What it pays: Financially, attorneys tend to do well: In 2012, lawyers made an average salary of $130,880, according to the BLS. But you have to factor in the education costs, as 2012 law school students graduated with an average debt of $108,293.
Doctor: With a work schedule defined by long and irregular hours, physicians' personal lives are at the mercy of their careers. If you're on call, prepare for the possibility of being contacted by a patient during dinner with your family or a night out with your spouse. And if you plan on becoming a surgeon, you'll need a strong stomach for the routine sight of blood and an empathetic heart for delivering news about a lost loved one.
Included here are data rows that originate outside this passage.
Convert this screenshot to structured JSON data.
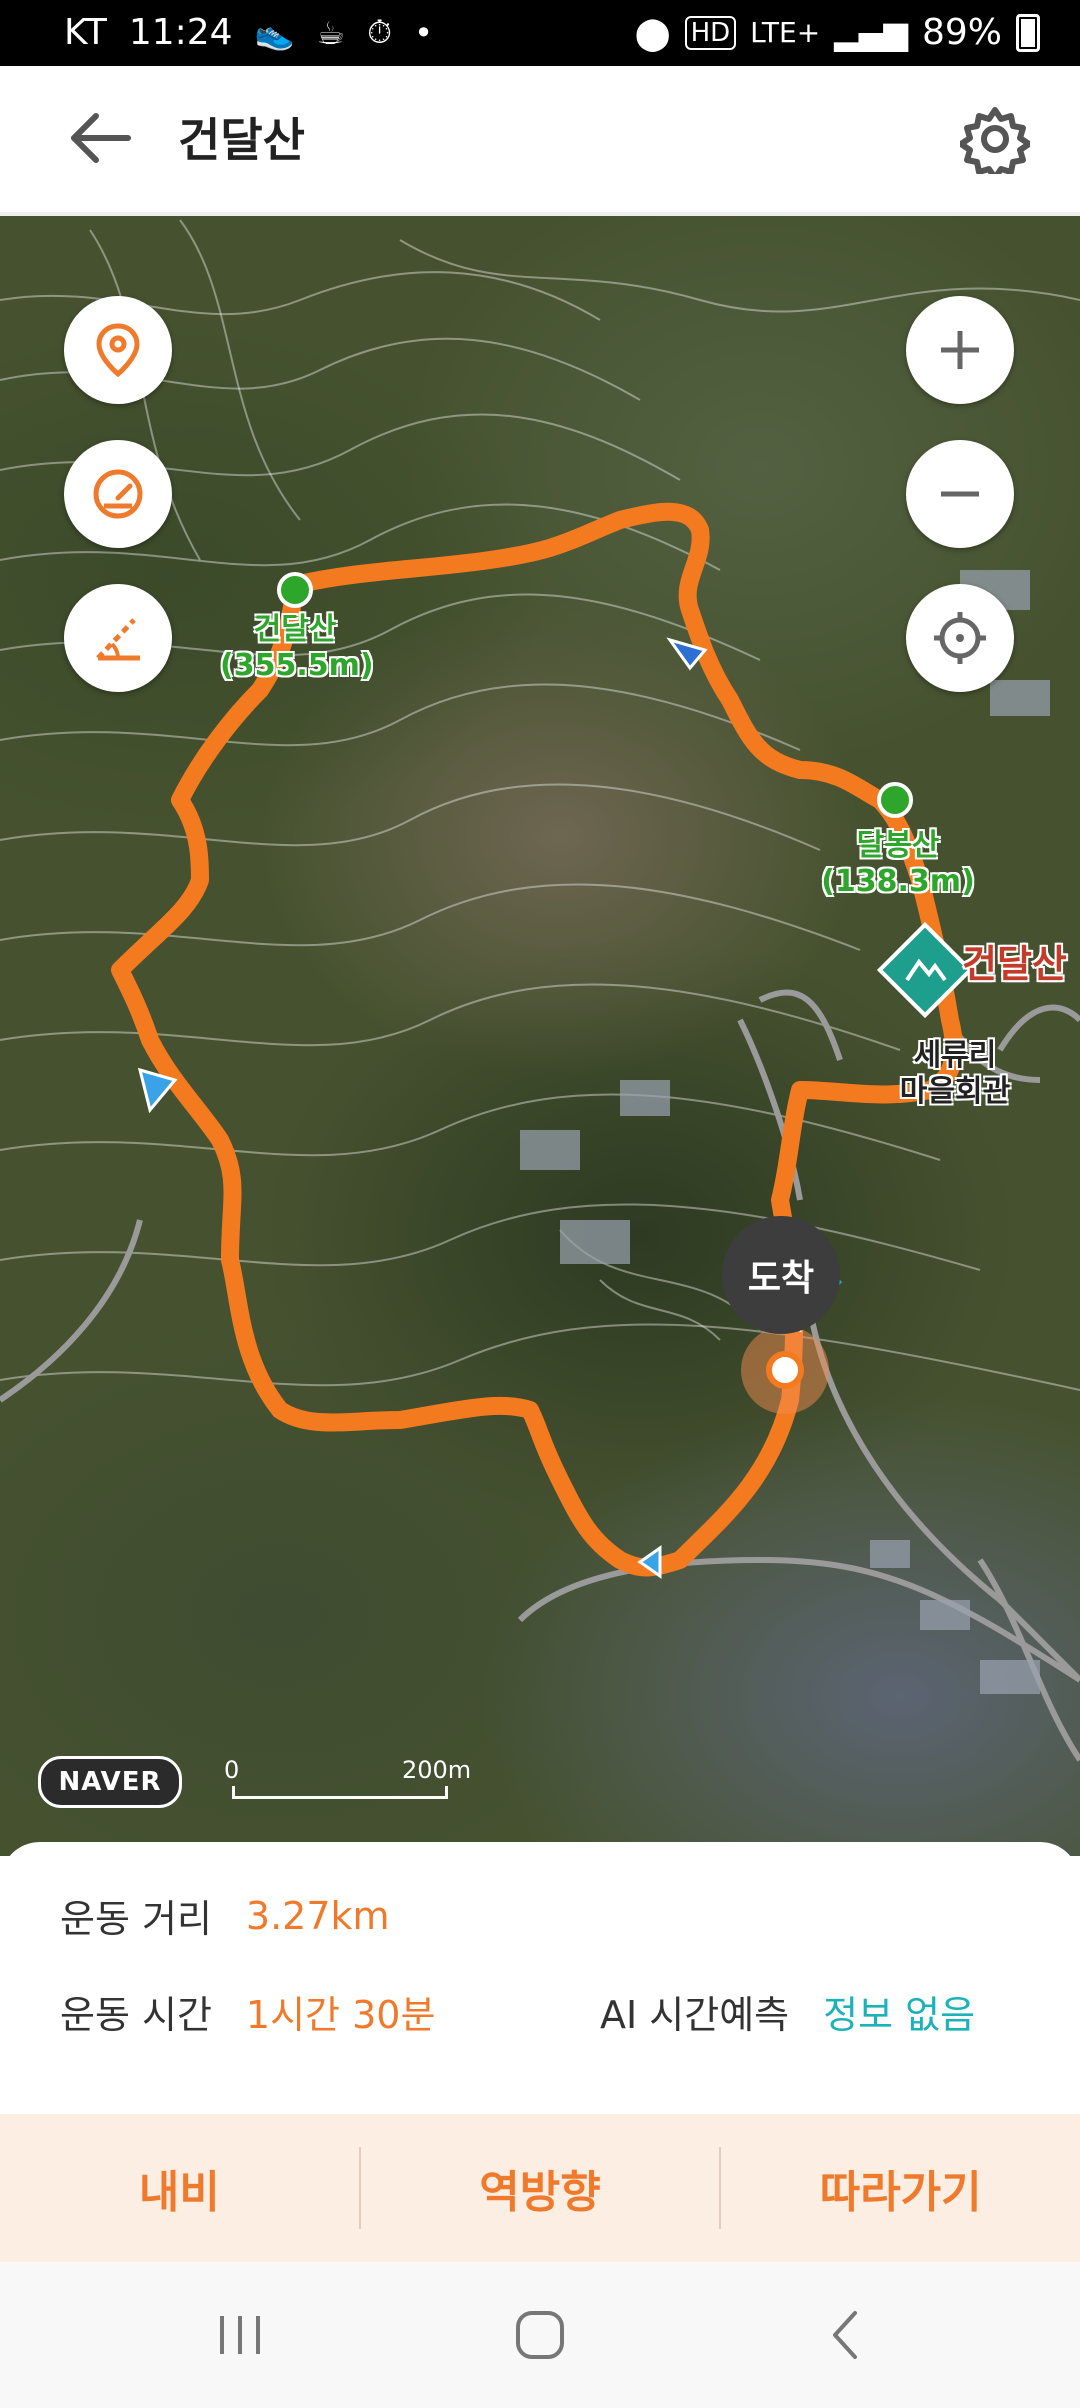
{
  "status_bar": {
    "carrier": "KT",
    "time": "11:24",
    "network": "LTE+",
    "hd": "HD",
    "battery": "89%"
  },
  "header": {
    "title": "건달산",
    "back_icon": "arrow-left-icon",
    "settings_icon": "gear-icon"
  },
  "map": {
    "controls_left": [
      "location-pin-icon",
      "speedometer-icon",
      "measure-angle-icon"
    ],
    "controls_right": [
      "zoom-in-icon",
      "zoom-out-icon",
      "current-location-icon"
    ],
    "peaks": [
      {
        "name": "건달산",
        "elevation": "(355.5m)"
      },
      {
        "name": "달봉산",
        "elevation": "(138.3m)"
      }
    ],
    "mountain_label": "건달산",
    "place_label_line1": "세류리",
    "place_label_line2": "마을회관",
    "arrive_label": "도착",
    "logo": "NAVER",
    "scale_start": "0",
    "scale_end": "200m",
    "route_color": "#f47a1f"
  },
  "info": {
    "distance_label": "운동 거리",
    "distance_value": "3.27km",
    "time_label": "운동 시간",
    "time_value": "1시간 30분",
    "ai_label": "AI 시간예측",
    "ai_value": "정보 없음"
  },
  "actions": {
    "navi": "내비",
    "reverse": "역방향",
    "follow": "따라가기"
  },
  "system_nav": [
    "recent-apps-icon",
    "home-icon",
    "back-icon"
  ],
  "colors": {
    "accent": "#f07a2c",
    "teal": "#1bb3b8",
    "action_bg": "#fdeee3"
  }
}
What it pays: With an average salary of $184,820, doctors were hardly pinching pennies last year. But the level of debt accumulated as a result of a grueling academic journey – undergraduate, medical school, internship, residency – can undermine financial gains. Including loans taken out for undergraduate degrees and excluding interest, the median debt for public and private medical school graduates was $170,000 in 2012. If you opt for forbearance during residency, your total repayment could reach $476,000 over the span of 25 years, according to the American Association of Medical Colleges.